Methods: A total of 208 CMV-negative recipients of a kidney from a seropositive donor and 408 CMV-positive recipients were randomly assigned to receive either 2 g of valacyclovir or placebo orally four times daily for 90 days after transplantation, with the dose adjusted according to renal function. The primary end point was laboratory-confirmed CMV disease in the first six months after transplantation.

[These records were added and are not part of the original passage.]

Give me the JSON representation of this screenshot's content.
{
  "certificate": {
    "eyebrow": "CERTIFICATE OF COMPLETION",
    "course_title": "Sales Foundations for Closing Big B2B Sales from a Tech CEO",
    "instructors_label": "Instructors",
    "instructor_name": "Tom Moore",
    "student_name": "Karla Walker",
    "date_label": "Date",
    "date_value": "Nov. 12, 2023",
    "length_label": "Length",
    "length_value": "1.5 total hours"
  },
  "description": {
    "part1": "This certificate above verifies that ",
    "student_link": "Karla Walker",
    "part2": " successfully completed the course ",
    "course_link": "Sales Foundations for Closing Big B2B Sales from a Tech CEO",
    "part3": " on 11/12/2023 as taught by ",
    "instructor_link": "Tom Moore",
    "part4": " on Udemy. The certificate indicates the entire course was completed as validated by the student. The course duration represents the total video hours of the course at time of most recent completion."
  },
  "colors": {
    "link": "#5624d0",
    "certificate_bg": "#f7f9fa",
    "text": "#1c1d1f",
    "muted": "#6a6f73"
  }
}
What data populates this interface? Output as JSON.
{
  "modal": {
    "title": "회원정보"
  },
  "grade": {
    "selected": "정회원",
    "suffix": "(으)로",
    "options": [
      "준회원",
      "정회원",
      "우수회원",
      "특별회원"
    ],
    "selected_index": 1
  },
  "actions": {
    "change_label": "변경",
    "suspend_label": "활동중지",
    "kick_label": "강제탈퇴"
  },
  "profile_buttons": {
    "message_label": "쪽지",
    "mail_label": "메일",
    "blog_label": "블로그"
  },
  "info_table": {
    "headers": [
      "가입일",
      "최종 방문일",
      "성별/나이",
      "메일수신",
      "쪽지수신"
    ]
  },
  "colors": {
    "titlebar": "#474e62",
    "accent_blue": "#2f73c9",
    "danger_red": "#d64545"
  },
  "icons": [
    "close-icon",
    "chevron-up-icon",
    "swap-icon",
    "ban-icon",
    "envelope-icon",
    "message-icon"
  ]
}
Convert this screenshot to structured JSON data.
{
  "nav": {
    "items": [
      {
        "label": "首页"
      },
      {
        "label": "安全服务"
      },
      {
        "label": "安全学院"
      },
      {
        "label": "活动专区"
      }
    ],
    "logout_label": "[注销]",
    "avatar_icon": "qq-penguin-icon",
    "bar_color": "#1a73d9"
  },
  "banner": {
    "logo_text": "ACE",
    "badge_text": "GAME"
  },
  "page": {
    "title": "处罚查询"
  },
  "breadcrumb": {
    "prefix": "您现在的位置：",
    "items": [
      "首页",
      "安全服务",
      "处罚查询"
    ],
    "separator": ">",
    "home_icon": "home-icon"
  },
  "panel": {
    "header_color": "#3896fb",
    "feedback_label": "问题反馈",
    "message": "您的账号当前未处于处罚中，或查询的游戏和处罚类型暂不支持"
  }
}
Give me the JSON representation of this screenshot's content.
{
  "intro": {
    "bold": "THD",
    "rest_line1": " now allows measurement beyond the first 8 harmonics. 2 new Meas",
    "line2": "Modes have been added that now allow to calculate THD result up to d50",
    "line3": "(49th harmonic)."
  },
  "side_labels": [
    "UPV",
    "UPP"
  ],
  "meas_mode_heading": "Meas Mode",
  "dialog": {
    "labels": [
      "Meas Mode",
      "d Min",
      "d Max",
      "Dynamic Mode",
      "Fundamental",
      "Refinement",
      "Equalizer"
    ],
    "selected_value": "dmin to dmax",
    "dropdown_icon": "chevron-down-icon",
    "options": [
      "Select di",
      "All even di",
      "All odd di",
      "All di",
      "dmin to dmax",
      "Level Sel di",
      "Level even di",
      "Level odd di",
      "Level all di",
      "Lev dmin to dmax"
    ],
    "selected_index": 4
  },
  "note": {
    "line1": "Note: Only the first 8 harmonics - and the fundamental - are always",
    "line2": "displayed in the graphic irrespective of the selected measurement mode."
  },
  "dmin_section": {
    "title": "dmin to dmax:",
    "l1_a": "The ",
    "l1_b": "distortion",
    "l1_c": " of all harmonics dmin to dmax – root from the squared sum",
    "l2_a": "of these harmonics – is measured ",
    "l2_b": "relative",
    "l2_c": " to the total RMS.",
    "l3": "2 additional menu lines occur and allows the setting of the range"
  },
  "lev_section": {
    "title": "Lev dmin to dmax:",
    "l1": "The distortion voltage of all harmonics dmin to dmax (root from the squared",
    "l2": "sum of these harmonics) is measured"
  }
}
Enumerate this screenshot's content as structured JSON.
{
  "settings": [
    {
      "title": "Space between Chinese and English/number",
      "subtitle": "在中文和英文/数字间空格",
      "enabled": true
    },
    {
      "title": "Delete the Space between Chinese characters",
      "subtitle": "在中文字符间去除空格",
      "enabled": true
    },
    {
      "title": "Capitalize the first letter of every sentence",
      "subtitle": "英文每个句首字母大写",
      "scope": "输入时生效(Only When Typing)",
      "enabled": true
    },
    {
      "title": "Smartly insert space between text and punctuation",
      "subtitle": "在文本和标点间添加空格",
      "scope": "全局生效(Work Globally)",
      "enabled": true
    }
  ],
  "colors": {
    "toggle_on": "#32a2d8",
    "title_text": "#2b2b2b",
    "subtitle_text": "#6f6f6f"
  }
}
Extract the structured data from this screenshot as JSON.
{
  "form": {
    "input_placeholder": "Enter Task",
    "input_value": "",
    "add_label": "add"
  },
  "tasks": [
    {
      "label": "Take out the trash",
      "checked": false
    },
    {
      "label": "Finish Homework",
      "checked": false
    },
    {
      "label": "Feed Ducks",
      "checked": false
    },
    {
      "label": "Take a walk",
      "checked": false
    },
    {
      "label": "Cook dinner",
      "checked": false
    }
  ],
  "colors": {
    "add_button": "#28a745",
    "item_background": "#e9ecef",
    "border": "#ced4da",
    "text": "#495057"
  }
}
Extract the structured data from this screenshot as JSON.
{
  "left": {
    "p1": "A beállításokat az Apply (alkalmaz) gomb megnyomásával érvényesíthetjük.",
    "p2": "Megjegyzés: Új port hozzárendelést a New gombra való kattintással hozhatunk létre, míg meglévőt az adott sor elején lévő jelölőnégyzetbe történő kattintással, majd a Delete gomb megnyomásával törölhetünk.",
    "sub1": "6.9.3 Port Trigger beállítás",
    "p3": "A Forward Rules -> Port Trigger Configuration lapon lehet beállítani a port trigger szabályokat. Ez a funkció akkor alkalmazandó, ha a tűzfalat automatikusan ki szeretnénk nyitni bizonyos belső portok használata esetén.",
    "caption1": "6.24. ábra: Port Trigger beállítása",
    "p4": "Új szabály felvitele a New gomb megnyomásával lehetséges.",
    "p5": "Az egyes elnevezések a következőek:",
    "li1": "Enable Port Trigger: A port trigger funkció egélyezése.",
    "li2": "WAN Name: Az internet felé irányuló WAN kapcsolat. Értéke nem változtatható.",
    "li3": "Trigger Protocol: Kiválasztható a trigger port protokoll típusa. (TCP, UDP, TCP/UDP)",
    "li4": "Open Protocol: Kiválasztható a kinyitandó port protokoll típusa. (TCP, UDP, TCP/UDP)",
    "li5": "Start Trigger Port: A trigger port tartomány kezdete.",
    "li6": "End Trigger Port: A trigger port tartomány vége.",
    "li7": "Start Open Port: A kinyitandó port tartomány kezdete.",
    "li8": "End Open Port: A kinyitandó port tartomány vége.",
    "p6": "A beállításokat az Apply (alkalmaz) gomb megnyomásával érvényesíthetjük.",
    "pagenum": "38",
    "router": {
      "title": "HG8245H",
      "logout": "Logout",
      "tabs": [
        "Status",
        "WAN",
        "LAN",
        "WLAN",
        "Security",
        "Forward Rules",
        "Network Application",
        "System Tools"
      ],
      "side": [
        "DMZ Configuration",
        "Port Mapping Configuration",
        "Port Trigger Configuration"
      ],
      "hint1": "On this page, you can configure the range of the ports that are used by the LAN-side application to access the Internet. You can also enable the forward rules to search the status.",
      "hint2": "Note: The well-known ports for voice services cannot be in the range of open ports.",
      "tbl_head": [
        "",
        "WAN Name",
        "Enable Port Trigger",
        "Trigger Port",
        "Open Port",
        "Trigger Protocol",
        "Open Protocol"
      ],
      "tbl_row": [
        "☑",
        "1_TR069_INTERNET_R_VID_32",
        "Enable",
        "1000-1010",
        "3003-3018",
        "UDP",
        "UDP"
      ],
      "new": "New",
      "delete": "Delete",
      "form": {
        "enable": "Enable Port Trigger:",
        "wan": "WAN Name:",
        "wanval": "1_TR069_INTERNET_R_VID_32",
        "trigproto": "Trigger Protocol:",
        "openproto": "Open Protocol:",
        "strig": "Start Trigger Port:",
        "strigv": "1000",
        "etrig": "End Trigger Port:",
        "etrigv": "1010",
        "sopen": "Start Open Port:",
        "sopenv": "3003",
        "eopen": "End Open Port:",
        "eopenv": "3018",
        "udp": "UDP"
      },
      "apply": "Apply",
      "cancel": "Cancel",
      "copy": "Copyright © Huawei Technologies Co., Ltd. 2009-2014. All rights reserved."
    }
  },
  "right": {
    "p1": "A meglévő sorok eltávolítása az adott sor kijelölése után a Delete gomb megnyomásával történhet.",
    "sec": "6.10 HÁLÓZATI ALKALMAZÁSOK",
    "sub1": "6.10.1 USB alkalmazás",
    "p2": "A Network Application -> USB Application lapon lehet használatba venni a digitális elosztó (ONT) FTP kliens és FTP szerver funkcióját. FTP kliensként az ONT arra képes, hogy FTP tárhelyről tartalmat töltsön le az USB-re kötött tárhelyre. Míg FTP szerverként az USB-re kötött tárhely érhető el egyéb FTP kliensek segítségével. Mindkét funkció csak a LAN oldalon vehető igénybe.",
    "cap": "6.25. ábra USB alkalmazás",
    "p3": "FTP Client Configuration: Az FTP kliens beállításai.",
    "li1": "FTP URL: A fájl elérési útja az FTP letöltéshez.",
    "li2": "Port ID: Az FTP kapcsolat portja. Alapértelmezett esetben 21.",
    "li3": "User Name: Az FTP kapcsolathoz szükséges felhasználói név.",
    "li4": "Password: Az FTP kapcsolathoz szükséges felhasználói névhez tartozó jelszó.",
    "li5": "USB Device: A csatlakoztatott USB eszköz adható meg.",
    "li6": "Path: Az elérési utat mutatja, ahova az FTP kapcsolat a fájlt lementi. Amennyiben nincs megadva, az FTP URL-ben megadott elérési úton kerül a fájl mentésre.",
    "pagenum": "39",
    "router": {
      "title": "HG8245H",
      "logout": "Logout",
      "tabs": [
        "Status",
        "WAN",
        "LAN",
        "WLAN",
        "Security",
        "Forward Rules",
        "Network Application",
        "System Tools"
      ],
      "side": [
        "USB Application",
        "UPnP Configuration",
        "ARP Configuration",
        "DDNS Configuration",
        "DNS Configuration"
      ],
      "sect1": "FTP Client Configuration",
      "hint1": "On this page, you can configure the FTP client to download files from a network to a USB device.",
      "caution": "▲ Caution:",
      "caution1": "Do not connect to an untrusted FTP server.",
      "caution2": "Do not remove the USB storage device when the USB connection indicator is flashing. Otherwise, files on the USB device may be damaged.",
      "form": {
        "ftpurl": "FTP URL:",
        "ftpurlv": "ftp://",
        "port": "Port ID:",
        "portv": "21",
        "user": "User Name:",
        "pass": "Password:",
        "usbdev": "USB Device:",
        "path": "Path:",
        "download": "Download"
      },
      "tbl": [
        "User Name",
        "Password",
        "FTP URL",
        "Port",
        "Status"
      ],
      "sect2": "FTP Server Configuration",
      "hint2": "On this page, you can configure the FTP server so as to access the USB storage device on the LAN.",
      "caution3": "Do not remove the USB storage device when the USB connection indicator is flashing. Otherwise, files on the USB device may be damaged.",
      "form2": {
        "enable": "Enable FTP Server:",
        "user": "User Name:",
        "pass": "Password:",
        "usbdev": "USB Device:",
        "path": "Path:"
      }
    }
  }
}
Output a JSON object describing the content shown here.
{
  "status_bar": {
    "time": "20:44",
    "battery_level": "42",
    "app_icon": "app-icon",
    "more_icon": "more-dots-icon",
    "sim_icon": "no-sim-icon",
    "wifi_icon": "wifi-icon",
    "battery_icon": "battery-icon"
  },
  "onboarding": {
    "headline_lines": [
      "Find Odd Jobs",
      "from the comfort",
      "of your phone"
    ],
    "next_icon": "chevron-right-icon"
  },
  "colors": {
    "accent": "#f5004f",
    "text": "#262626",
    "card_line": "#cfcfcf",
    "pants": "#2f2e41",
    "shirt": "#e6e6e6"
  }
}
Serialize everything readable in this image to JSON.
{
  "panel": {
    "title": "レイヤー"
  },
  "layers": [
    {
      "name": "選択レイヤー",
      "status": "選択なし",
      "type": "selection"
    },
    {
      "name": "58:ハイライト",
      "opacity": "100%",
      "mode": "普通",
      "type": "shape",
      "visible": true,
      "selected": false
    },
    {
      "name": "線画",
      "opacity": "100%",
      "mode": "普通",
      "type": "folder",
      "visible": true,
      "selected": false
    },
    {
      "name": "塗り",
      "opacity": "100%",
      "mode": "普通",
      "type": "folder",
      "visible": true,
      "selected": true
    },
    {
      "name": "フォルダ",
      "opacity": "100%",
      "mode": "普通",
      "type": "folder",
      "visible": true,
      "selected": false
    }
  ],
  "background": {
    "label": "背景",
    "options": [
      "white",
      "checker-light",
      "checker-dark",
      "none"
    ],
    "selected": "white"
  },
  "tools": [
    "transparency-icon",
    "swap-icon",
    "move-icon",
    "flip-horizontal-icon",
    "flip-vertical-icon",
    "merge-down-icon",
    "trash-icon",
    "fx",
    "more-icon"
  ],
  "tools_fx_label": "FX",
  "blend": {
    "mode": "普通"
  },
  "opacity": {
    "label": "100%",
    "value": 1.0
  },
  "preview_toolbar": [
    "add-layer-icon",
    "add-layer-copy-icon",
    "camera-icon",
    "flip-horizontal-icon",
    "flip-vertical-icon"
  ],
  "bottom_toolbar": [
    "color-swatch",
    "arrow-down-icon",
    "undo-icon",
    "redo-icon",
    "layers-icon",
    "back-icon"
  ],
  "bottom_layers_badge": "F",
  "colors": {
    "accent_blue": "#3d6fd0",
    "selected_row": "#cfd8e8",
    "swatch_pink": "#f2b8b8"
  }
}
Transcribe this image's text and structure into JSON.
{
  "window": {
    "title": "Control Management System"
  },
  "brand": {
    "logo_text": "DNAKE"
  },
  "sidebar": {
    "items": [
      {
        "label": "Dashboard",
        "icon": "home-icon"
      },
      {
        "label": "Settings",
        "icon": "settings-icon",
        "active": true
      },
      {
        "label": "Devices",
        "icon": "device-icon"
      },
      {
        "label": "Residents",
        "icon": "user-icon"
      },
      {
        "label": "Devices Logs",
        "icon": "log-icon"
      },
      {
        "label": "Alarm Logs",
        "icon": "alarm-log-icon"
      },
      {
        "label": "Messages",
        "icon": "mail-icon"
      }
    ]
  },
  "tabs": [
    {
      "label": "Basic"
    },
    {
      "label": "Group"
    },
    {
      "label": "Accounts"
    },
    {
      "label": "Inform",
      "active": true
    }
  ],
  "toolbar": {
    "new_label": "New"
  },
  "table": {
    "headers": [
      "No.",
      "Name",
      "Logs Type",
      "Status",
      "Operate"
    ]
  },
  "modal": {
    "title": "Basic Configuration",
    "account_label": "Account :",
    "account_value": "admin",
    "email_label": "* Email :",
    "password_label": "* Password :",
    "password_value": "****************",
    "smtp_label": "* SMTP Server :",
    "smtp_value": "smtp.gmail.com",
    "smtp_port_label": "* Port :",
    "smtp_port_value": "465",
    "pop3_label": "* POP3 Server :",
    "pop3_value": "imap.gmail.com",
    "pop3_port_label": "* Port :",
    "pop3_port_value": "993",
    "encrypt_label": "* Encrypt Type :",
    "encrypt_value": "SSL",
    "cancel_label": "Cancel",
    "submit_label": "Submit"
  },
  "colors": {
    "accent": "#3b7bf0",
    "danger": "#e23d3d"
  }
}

Results: Treatment with valacyclovir reduced the incidence or delayed the onset of CMV disease in both the seronegative patients (P<0.001) and the seropositive patients (P=0.03). Among the seronegative patients, the incidence of CMV disease 90 days after transplantation was 45 percent among placebo recipients and 3 percent among valacyclovir recipients. Among the seropositive patients, the respective values were 6 percent and 0 percent. At six months, the incidence of CMV disease was 45 percent among seronegative recipients of placebo and 16 percent among seronegative recipients of valacyclovir; it was 6 percent among seropositive placebo recipients and 1 percent among seropositive valacyclovir recipients. At six months, the rate of biopsy-confirmed acute graft rejection in the seronegative group was 52 percent among placebo recipients and 26 percent among valacyclovir recipients (P=0.001). Treatment with valacyclovir also decreased the rates of CMV viremia and viruria, herpes simplex virus disease, and the use of inpatient medical resources. Hallucinations and confusion were more common with valacyclovir treatment, but these events were not severe or treatment-limiting. The rates of other adverse events were similar among the groups.
Conclusions: Prophylactic treatment with valacyclovir is a safe and effective way to prevent CMV disease after renal transplantation.